*** AVAILABLE DATA ***
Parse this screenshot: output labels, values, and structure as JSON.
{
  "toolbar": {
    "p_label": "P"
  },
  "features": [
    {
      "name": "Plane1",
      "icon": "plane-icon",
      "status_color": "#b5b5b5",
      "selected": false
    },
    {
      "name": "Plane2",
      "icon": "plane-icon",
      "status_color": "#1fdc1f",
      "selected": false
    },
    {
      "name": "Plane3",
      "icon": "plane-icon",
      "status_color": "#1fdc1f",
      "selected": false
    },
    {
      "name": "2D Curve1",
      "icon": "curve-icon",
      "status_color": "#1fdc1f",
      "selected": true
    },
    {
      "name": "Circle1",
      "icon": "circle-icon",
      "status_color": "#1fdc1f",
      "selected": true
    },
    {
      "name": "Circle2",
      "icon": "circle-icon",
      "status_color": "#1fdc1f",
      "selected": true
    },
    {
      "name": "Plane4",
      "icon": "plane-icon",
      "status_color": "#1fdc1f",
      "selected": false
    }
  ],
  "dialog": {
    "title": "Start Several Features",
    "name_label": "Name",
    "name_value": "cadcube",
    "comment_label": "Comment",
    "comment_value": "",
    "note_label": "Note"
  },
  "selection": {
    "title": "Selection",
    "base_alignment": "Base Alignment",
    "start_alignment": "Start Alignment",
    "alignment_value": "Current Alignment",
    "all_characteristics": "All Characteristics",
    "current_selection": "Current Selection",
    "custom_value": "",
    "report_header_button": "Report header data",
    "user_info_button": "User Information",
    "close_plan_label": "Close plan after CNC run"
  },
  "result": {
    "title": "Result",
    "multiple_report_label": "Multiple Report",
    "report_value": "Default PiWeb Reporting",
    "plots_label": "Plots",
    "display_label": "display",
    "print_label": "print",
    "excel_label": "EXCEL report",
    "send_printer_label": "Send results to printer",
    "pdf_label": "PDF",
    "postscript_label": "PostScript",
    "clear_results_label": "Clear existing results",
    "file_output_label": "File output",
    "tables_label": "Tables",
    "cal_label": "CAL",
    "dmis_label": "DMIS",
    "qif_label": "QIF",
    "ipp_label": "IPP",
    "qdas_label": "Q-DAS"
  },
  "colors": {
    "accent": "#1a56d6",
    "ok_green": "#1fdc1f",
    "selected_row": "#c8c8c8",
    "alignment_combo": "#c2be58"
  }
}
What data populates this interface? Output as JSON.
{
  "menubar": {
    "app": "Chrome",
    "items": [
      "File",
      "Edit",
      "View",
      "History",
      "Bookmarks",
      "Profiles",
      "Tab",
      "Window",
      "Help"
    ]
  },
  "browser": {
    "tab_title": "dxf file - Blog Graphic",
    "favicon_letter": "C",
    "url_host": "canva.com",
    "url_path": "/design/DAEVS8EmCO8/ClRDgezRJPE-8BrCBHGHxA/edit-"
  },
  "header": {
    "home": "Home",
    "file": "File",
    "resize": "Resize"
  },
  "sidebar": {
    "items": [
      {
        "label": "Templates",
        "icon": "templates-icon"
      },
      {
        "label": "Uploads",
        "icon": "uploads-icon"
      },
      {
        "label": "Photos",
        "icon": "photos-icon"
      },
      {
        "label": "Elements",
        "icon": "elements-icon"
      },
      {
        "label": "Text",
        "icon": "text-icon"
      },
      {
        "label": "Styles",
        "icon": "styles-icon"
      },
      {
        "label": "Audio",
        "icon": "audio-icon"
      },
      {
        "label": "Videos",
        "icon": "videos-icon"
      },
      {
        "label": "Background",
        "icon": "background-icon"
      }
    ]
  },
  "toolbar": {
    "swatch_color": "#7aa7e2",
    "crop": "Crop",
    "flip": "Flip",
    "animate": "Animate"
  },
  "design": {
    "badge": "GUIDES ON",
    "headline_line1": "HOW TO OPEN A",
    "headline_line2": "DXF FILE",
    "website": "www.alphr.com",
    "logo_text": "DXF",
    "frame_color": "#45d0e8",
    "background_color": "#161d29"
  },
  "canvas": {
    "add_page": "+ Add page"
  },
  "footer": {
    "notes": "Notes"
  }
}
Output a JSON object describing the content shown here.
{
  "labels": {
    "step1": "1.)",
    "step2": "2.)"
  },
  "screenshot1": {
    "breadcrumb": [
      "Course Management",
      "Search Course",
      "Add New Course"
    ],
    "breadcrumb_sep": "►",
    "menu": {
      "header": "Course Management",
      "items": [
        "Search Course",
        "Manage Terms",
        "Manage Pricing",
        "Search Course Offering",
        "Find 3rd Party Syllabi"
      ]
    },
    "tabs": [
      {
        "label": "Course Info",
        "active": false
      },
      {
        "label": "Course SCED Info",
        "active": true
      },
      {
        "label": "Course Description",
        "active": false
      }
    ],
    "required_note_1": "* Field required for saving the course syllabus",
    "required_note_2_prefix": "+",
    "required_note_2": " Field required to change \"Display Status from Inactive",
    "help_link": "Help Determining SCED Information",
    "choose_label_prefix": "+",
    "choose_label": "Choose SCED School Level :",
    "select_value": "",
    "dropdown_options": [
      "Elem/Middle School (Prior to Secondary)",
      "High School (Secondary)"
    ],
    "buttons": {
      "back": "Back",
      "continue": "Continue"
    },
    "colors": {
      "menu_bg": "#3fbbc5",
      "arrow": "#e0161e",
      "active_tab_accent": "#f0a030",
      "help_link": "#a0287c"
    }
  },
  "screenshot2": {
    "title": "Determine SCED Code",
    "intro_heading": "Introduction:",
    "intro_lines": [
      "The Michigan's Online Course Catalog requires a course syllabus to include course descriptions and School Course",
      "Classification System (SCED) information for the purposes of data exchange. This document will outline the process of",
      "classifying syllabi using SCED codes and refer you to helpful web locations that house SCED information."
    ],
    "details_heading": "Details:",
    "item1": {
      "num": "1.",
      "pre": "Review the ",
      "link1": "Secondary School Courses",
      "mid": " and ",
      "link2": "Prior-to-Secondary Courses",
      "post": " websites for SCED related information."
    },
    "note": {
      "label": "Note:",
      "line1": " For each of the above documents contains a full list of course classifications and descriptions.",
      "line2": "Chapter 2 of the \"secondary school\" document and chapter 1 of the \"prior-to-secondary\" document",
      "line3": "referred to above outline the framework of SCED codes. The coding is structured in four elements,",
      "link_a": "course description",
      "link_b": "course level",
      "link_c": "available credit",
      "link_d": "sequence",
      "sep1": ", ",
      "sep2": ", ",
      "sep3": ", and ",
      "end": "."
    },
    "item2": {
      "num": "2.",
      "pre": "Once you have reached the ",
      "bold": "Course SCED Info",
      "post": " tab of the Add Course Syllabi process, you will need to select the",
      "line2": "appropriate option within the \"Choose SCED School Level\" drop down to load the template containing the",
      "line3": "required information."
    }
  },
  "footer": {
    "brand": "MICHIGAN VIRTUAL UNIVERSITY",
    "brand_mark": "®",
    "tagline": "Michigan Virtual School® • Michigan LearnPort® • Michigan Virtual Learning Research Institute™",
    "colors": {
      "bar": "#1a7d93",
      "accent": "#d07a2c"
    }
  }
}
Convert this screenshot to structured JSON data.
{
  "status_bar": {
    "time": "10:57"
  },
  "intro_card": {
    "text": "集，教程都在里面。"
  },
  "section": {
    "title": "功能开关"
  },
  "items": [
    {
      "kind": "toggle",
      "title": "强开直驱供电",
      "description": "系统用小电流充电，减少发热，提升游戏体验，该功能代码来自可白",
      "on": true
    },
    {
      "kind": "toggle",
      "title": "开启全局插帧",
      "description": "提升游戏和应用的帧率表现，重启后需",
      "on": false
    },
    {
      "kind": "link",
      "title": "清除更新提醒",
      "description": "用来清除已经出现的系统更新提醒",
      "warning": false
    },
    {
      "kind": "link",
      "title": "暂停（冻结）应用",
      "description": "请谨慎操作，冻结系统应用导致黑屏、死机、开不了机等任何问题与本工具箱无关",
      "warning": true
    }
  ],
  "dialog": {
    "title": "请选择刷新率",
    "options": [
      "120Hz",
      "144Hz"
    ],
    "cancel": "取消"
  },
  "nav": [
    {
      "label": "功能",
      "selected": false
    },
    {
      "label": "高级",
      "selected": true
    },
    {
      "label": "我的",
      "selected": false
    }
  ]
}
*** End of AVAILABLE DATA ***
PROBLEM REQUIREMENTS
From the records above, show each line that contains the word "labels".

TASK RESULT
Parse this screenshot: output labels, values, and structure as JSON.
  "labels": {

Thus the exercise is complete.